What is Product Liability?
Any injury caused by a defective product that is unreasonably dangerous or unsafe may give rise to a claim or cause of action against the company that designed, manufactured, sold, distributed, leased, or even furnished the product. This concept is commonly referred to as Product Liability. Product liability laws are different from any other type of injury law, and the rules are designed to meet the needs of these claims. Generally, the product liability laws require that a product meet the ordinary expectations of the consumer.
Product Liability: Responsible Parties
There are numerous parties that can be held responsible for a product defect, including; the product manufacturer, the manufacturer of the component parts, the party that assembles or installs the product, the wholesaler, or even the retail store that sold the product to the consumer.
However, for product liability to arise, at some point the product must have been sold in the marketplace.
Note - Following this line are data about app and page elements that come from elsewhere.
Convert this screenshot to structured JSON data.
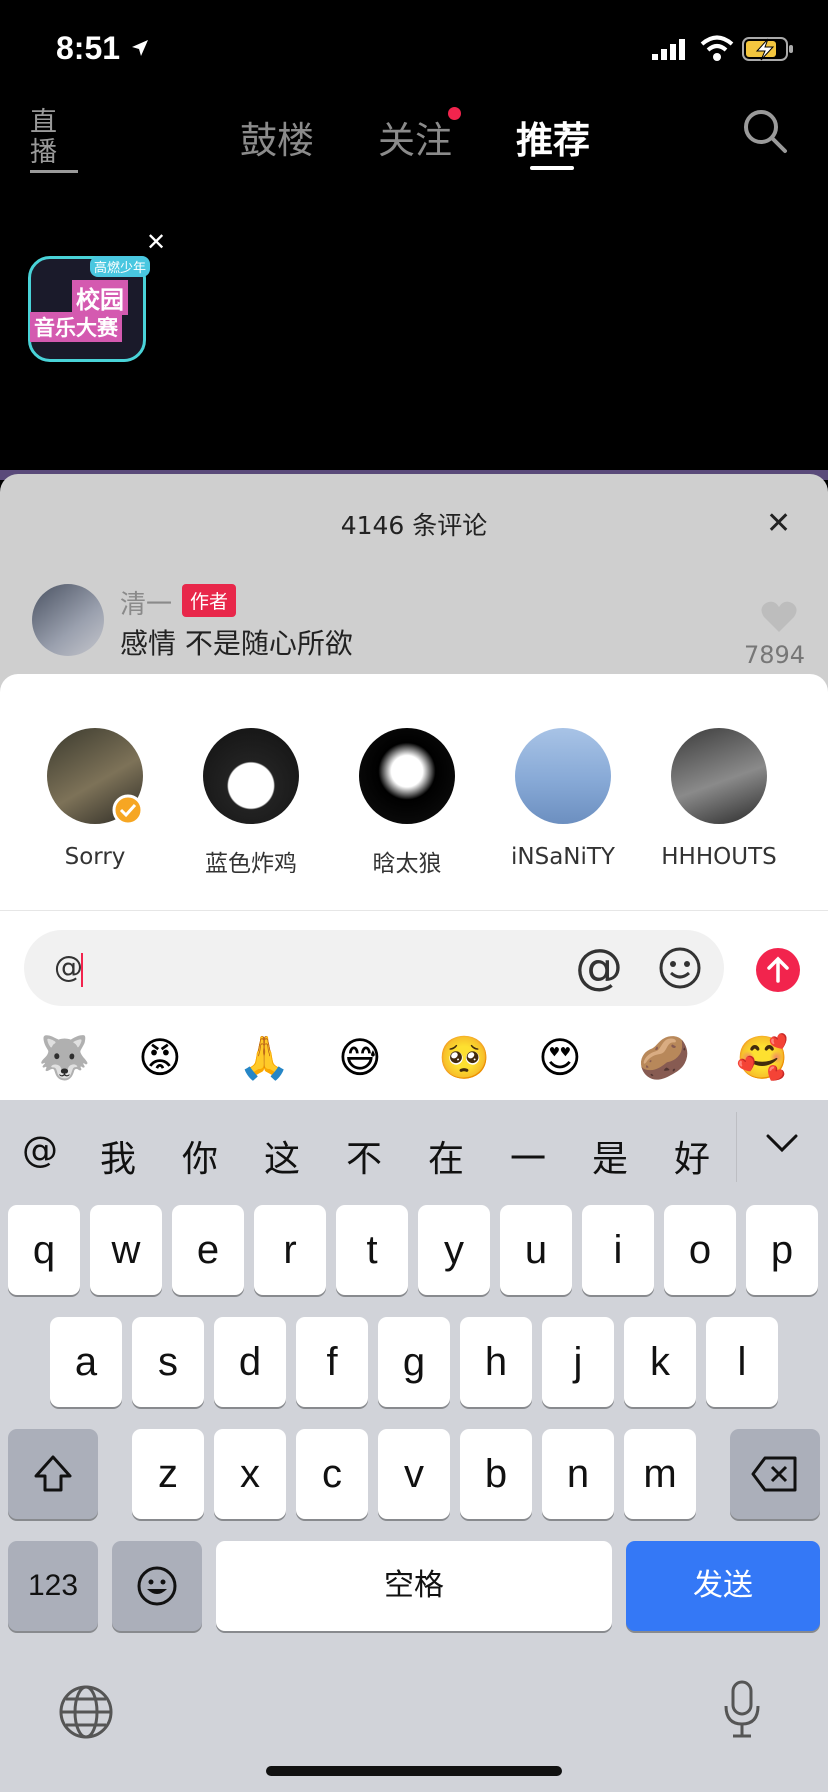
{
  "status_bar": {
    "time": "8:51"
  },
  "nav": {
    "live_icon_text": "直播",
    "tabs": [
      {
        "label": "鼓楼"
      },
      {
        "label": "关注"
      },
      {
        "label": "推荐"
      }
    ]
  },
  "promo": {
    "tag": "高燃少年",
    "line1": "校园",
    "line2": "音乐大赛"
  },
  "comments": {
    "count_label": "4146 条评论",
    "item": {
      "author": "清一",
      "badge": "作者",
      "text": "感情 不是随心所欲",
      "likes": "7894"
    }
  },
  "mention_users": [
    {
      "name": "Sorry"
    },
    {
      "name": "蓝色炸鸡"
    },
    {
      "name": "晗太狼"
    },
    {
      "name": "iNSaNiTY"
    },
    {
      "name": "HHHOUTS"
    }
  ],
  "input": {
    "value": "@"
  },
  "quick_emojis": [
    "🐺",
    "😡",
    "🙏",
    "😅",
    "🥺",
    "😍",
    "🥔",
    "🥰"
  ],
  "keyboard": {
    "candidates": [
      "@",
      "我",
      "你",
      "这",
      "不",
      "在",
      "一",
      "是",
      "好"
    ],
    "row1": [
      "q",
      "w",
      "e",
      "r",
      "t",
      "y",
      "u",
      "i",
      "o",
      "p"
    ],
    "row2": [
      "a",
      "s",
      "d",
      "f",
      "g",
      "h",
      "j",
      "k",
      "l"
    ],
    "row3": [
      "z",
      "x",
      "c",
      "v",
      "b",
      "n",
      "m"
    ],
    "numbers_label": "123",
    "space_label": "空格",
    "send_label": "发送"
  },
  "colors": {
    "accent": "#f2244d",
    "keyboard_send": "#3478f6"
  }
}
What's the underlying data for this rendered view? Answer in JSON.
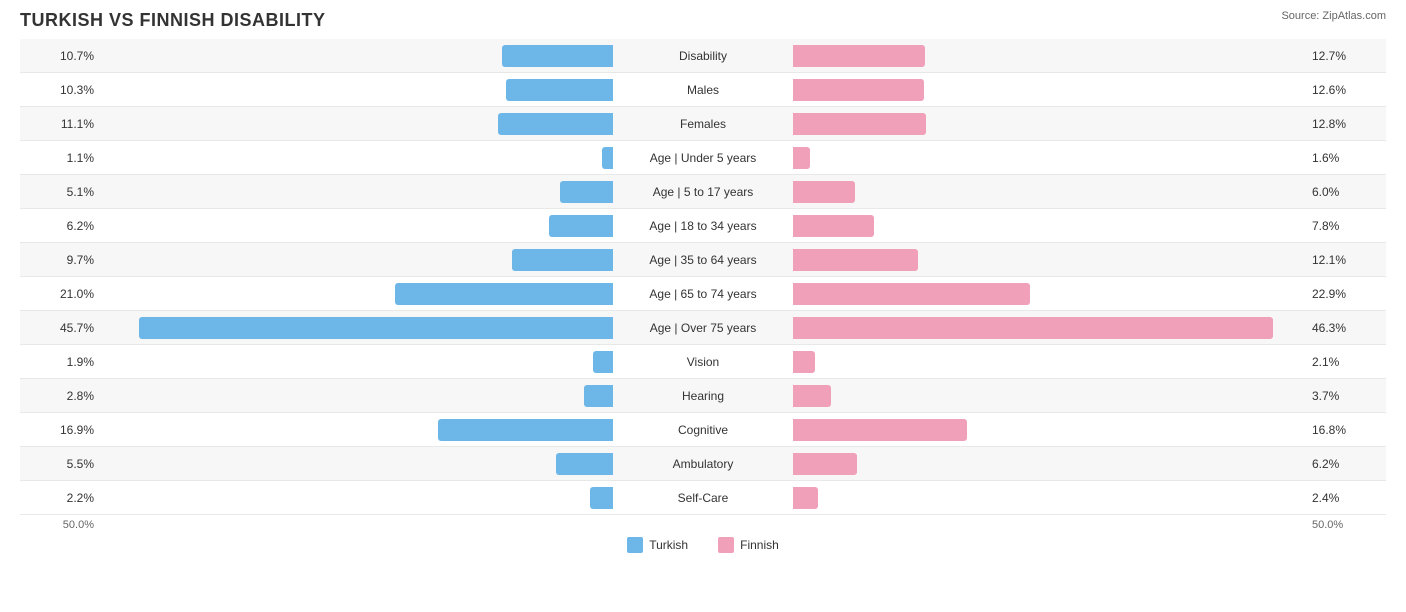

Historically, only the original purchaser of a product would be allowed to bring a product liability claim. However, today most states have changed their laws to allow any person who foreseeably could have been injured by a defective product to recover for his or her injuries, as long as the product was sold on the marketplace at some point.
Types of Product Liability Defects
An injured party must prove that the product that caused injury was defective, and that the defect made the product unreasonably dangerous. There are three types of defects that might cause injury and give rise to manufacturer or supplier product liability:
Design Defects – these defects are present at the very beginning and suggest that something in the design of the product is inherently unsafe.
Manufacturing Defects – these defects occur during the course of a product’s manufacture or assembly.
Marketing Defects – these defects refer to flaws in the way a product is marketed, such as improper labeling, insufficient instructions, or inadequate safety warnings.
Unavoidably Unsafe Products
Some products simply cannot be made safer without losing their usefulness. For example, an electric saw that is too dull to injure anyone would also be useless for its intended purpose. Although the product itself is unsafe, the benefit to consumers of having such unavoidably unsafe products is mitigated by a strong duty to provide proper warnings and safety systems where appropriate.
Getting Legal Help for a Defective Product Injury
As seen above, there are several types of product liability claims that can be made, and many more parties that could be responsible for that defect. In California, a product liability claim must be filed within two years from the time when the injury is or should have been discovered. Contact the experienced accident and injury attorneys at the Law Offices of Andrew Ritholz to have your claim evaluated today.